Road adoption is a term used to describe the council taking ownership of a 'private street'.
A 'private street' is a road which is not maintained at public expense. This means that the council, as the highway authority, is under no obligation to carry out repairs or cleansing to the street, even though it could be a public right of way to which highway and traffic law can be applied.
Private streets may often be unpaved, without kerbs, footways, drainage and lighting (or in some cases) any of these features, and the running surface is probably in a bad condition.
Owners of properties fronting private streets should particularly note that liability for meeting claims for accident or injury damage resulting from the condition of the private street would be expected to rest with the owners of properties abutting the street.
Under the provisions of Sections 205 to 218 of the Highways Act 1980 (the Private Street Works Code), the Council as Highway Authority, may resolve to make up a Private Street to "adoptable standards" by providing any or all of the missing features, by improving the standard of any existing features, and subsequently maintain the street as adopted highway.

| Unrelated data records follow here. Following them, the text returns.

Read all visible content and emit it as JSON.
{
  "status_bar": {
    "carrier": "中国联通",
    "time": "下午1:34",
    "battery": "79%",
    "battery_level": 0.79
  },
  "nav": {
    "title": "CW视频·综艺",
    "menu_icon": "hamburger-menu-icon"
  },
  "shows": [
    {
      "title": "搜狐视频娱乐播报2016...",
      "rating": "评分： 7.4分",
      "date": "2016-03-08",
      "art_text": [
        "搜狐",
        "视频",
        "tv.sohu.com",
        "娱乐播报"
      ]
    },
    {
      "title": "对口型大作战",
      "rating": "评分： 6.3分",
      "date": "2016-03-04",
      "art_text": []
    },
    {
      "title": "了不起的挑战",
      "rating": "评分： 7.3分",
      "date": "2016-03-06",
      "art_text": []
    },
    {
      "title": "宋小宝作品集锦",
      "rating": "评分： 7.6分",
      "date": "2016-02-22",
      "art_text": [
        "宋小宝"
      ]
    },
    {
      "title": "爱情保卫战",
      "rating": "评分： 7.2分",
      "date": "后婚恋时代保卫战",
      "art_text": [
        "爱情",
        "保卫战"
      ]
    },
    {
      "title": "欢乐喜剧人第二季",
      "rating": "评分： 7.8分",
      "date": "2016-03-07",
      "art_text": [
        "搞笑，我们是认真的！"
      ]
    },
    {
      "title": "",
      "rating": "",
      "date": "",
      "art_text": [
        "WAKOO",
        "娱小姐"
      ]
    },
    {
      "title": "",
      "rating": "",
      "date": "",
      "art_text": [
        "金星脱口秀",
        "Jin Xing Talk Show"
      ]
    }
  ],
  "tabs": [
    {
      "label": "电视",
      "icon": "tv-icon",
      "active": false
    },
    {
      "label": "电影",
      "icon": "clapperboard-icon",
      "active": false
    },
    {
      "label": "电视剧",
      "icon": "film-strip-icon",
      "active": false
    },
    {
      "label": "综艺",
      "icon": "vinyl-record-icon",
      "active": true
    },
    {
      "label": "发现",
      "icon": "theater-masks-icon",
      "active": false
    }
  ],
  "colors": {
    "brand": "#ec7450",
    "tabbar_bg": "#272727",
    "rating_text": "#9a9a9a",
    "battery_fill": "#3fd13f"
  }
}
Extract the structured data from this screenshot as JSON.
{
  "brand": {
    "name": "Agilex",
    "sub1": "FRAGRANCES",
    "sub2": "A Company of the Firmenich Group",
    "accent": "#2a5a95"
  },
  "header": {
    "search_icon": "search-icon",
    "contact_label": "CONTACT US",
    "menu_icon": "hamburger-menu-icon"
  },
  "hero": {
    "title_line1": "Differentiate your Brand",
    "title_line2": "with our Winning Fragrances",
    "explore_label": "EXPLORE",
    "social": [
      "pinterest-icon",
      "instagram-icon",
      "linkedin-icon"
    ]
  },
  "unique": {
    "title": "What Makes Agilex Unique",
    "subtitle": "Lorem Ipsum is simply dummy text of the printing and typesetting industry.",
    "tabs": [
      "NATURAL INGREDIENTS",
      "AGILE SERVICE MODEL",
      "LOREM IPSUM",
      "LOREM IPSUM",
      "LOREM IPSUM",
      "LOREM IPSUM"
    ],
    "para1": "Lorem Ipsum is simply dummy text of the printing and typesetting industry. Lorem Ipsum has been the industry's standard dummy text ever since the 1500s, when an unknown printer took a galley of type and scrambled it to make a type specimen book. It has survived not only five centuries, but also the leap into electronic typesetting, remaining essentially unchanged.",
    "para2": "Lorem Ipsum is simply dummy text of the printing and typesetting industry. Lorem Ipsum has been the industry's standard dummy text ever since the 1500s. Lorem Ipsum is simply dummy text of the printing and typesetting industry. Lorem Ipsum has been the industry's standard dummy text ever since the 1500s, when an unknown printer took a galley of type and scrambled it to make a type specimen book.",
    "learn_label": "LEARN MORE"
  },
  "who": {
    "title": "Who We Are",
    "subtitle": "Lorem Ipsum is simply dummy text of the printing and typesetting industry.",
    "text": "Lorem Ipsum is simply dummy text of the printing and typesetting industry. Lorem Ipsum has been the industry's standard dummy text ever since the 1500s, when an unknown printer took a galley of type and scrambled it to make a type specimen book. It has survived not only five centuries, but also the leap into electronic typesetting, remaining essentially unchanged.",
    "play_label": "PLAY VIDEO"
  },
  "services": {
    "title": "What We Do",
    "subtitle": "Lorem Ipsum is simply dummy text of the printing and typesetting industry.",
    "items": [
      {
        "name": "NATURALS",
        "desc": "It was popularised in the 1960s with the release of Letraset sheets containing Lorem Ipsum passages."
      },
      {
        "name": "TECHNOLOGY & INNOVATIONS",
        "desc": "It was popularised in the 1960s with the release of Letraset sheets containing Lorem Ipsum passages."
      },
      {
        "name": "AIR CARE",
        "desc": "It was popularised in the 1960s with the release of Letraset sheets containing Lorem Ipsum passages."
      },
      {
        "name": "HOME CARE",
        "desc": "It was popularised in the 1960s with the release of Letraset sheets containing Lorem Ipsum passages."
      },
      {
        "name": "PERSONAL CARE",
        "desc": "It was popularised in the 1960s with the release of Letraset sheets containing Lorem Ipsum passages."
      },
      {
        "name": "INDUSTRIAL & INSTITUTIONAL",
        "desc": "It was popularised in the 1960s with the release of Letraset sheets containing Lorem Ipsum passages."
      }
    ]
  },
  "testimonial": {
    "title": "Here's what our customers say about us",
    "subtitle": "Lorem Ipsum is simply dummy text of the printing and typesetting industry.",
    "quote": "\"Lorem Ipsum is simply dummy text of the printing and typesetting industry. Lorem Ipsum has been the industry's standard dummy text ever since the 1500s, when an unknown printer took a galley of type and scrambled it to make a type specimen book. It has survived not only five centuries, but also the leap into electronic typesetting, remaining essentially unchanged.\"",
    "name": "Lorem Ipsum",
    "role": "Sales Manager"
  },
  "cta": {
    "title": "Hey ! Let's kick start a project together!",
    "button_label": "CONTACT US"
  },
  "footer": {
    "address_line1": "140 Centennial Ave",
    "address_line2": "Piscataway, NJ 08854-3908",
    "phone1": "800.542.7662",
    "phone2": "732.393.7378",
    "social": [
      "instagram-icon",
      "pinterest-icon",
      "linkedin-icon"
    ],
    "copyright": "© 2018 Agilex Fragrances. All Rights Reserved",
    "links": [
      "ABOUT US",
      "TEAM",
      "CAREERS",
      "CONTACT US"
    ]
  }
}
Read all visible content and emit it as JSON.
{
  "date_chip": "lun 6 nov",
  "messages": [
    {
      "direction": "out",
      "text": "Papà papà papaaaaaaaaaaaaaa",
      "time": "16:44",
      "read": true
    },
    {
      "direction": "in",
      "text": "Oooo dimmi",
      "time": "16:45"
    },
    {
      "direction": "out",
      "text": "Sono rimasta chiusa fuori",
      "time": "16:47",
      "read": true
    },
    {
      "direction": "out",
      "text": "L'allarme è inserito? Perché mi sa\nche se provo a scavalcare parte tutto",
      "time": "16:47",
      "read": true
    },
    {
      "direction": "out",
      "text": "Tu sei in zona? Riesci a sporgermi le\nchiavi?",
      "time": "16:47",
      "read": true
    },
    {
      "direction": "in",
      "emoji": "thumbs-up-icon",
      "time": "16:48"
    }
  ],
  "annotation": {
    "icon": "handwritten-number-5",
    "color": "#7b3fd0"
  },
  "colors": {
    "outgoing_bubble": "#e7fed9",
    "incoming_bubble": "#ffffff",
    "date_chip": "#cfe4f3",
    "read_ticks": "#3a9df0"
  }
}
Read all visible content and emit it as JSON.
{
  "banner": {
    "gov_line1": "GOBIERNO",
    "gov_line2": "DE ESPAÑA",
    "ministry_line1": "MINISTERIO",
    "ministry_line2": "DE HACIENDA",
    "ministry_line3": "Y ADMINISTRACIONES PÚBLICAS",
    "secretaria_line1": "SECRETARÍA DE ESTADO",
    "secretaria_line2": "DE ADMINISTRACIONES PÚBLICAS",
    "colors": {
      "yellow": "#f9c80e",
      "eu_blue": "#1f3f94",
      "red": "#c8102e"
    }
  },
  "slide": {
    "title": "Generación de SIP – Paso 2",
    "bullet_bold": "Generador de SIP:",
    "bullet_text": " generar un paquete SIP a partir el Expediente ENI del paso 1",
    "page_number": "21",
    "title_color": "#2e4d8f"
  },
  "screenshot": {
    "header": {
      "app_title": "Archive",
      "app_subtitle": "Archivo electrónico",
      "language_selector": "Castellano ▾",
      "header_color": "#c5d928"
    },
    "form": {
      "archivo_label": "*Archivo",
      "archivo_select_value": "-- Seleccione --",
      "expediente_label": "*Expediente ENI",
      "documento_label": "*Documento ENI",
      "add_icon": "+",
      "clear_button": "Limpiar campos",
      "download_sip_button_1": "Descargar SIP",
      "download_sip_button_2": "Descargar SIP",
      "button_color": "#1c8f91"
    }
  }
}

Any such improvements will have to be at the abutting property owners or frontagers expense. A majority of the frontagers in a Private Street will have to indicate their willingness to bear their portion of the costs of a scheme to improve a street to "adoptable standards" before it can be considered for implementation. Because the process can be complex the Council has prepared some guidance notes for works under the Private Street Works Code.